  • Advocates have said that the pandemic and the reliance on distance learning has led to problems for special education students, the Santa Fe New Mexican reported.
  • Ten of the fifteen positive cases reported on Thursday and Friday last week by the state Public Education Department were among those at Roosevelt Schools, including three students, The Eastern New Mexico News reported.
  • Another inmate at the Grant County Detention Center tested positive for COVID-19 last week, the Silver City Daily Press reported, bringing the total to seven. More tests are still pending.
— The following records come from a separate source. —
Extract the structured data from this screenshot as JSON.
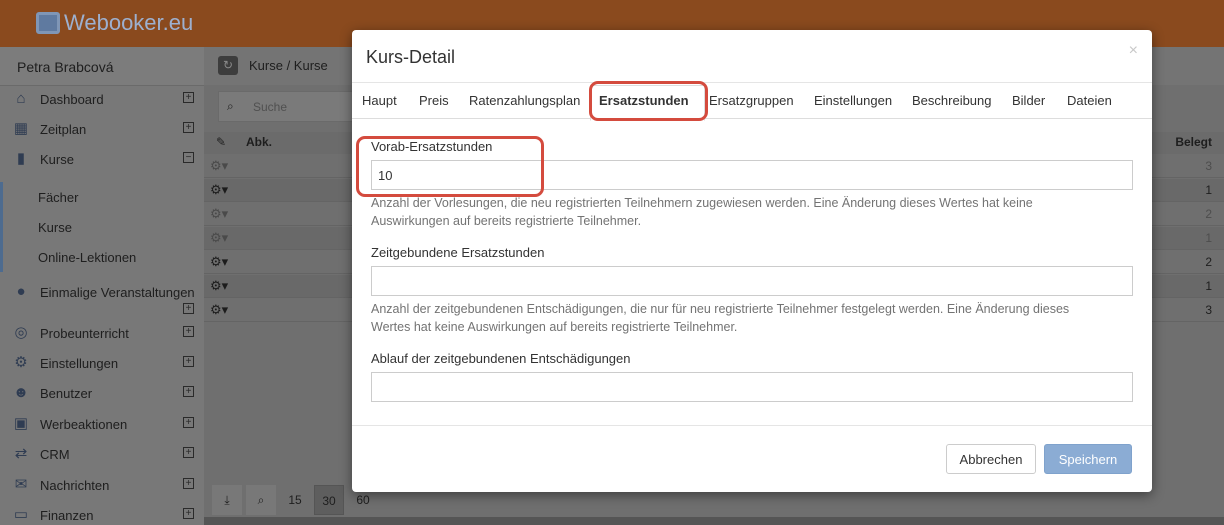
{
  "app": {
    "logo_text": "Webooker.eu",
    "logo_icon": "calendar-icon"
  },
  "sidebar": {
    "user": "Petra Brabcová",
    "items": [
      {
        "label": "Dashboard",
        "icon": "home-icon",
        "toggle": "⊞"
      },
      {
        "label": "Zeitplan",
        "icon": "calendar-icon",
        "toggle": "⊞"
      },
      {
        "label": "Kurse",
        "icon": "book-icon",
        "toggle": "⊟"
      },
      {
        "label": "Einmalige Veranstaltungen",
        "icon": "ball-icon",
        "toggle": "⊞"
      },
      {
        "label": "Probeunterricht",
        "icon": "eye-icon",
        "toggle": "⊞"
      },
      {
        "label": "Einstellungen",
        "icon": "gear-icon",
        "toggle": "⊞"
      },
      {
        "label": "Benutzer",
        "icon": "users-icon",
        "toggle": "⊞"
      },
      {
        "label": "Werbeaktionen",
        "icon": "gift-icon",
        "toggle": "⊞"
      },
      {
        "label": "CRM",
        "icon": "handshake-icon",
        "toggle": "⊞"
      },
      {
        "label": "Nachrichten",
        "icon": "envelope-icon",
        "toggle": "⊞"
      },
      {
        "label": "Finanzen",
        "icon": "money-icon",
        "toggle": "⊞"
      }
    ],
    "subitems": [
      "Fächer",
      "Kurse",
      "Online-Lektionen"
    ]
  },
  "main": {
    "breadcrumb": "Kurse / Kurse",
    "search_placeholder": "Suche",
    "columns": {
      "abk": "Abk.",
      "belegt": "Belegt"
    },
    "rows": [
      "3",
      "1",
      "2",
      "1",
      "2",
      "1",
      "3"
    ],
    "pager": [
      "15",
      "30",
      "60"
    ]
  },
  "modal": {
    "title": "Kurs-Detail",
    "close": "×",
    "tabs": [
      "Haupt",
      "Preis",
      "Ratenzahlungsplan",
      "Ersatzstunden",
      "Ersatzgruppen",
      "Einstellungen",
      "Beschreibung",
      "Bilder",
      "Dateien"
    ],
    "active_tab": "Ersatzstunden",
    "fields": [
      {
        "label": "Vorab-Ersatzstunden",
        "value": "10",
        "help": "Anzahl der Vorlesungen, die neu registrierten Teilnehmern zugewiesen werden. Eine Änderung dieses Wertes hat keine Auswirkungen auf bereits registrierte Teilnehmer."
      },
      {
        "label": "Zeitgebundene Ersatzstunden",
        "value": "",
        "help": "Anzahl der zeitgebundenen Entschädigungen, die nur für neu registrierte Teilnehmer festgelegt werden. Eine Änderung dieses Wertes hat keine Auswirkungen auf bereits registrierte Teilnehmer."
      },
      {
        "label": "Ablauf der zeitgebundenen Entschädigungen",
        "value": ""
      }
    ],
    "cancel": "Abbrechen",
    "save": "Speichern"
  },
  "colors": {
    "topbar": "#8a4a1e",
    "highlight": "#d44b3e",
    "save_button": "#8bacd4"
  }
}
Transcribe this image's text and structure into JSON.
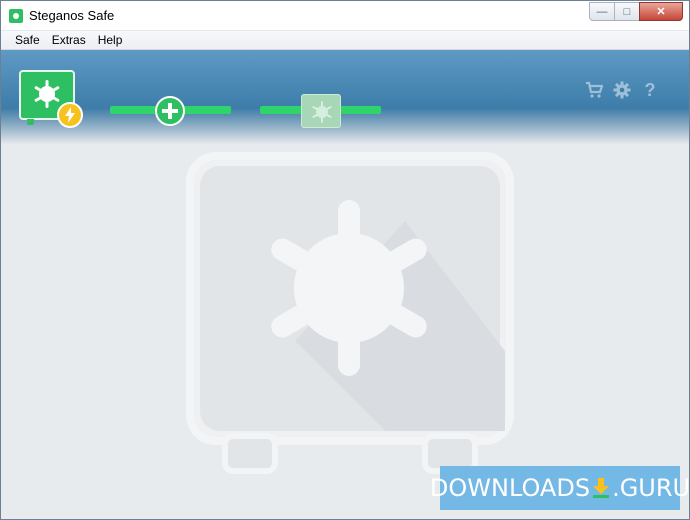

  • The State Auditor’s office released its report on Rehoboth McKinley Christian hospital in Gallup, which was at the center of the response to the massive spread of COVID-19 in the area—and found problems with oversight at the facility, the Santa Fe New Mexican reported.
  • Speech language pathologists spoke to KOB-TV about how they are dealing with people who have recovered from COVID-19, mostly those who were intubated.
  • An event at the Northern Edge Casino on the Navajo Nation had the distribution of food, hygiene products and also encouraged census participation among Navajo Nation residents, the Farmington Daily Times reported.
  • Silver School District will start sending students from pre-kindergarten to sixth grade to in-person learning in the hybrid model on Monday, the Silver City Daily Press reported.
  • Things are stabilizing with the worldwide oil industry, the Albuquerque Journal reported, but it’s at a far lower level than before the pandemic.
  • The pandemic has led to problems with interim committee hearings for legislators, a key part of crafting legislation for the annual legislative session in January, the Santa Fe New Mexican wrote.
  • Red River won’t be able to hire international students to work at the ski area and other businesses around the town because of COVID-19, KRQE-TV reported.
  • Most Las Cruces city councilors aren’t in favor of lowering the minimum wage for tipped workers as proposed by the city’s mayor, the Las Cruces Sun-News reported.
  • The Albuquerque Journal wrote about an upcoming meeting of the New Mexico Activities Association, which governs high school athletics in the state, in which it will discuss COVID-19.
  • The Public Employees Labor Relations Board ruled that the city of Santa Fe violated labor law when implementing its furlough plans, the Santa Fe New Mexican reported.
  • The Greater Chaco Coalition joined many other groups in asking for an extension period on comments for the resource management plan in the area, the Farmington Daily Times reported. At issue is that in-person comments can’t take palec and many in the area lack the broadband access necessary to participate in online hearings.
  • The University of New Mexico saw an increase in enrollment this year, despite the COVID-19 pandemic, the Albuquerque Journal reported.
  • Santa Fe Community College, as expected, experienced a steep decline in enrollment, the Santa Fe New Mexican reported.
  • New Mexico State University wrote about a professor who was asked to speak on a panel about the impact of COVID-19 on higher education.
  • Ski areas in the state are coming up with COVID-safe practices, KRQE-TV reported.  The final COVID-safe practices will likely come from the state, as it has in other areas.
  • The Las Cruces Sun-News wrote about area pumpkin patches that will be able to open because of the easing of COVID-19 restrictions.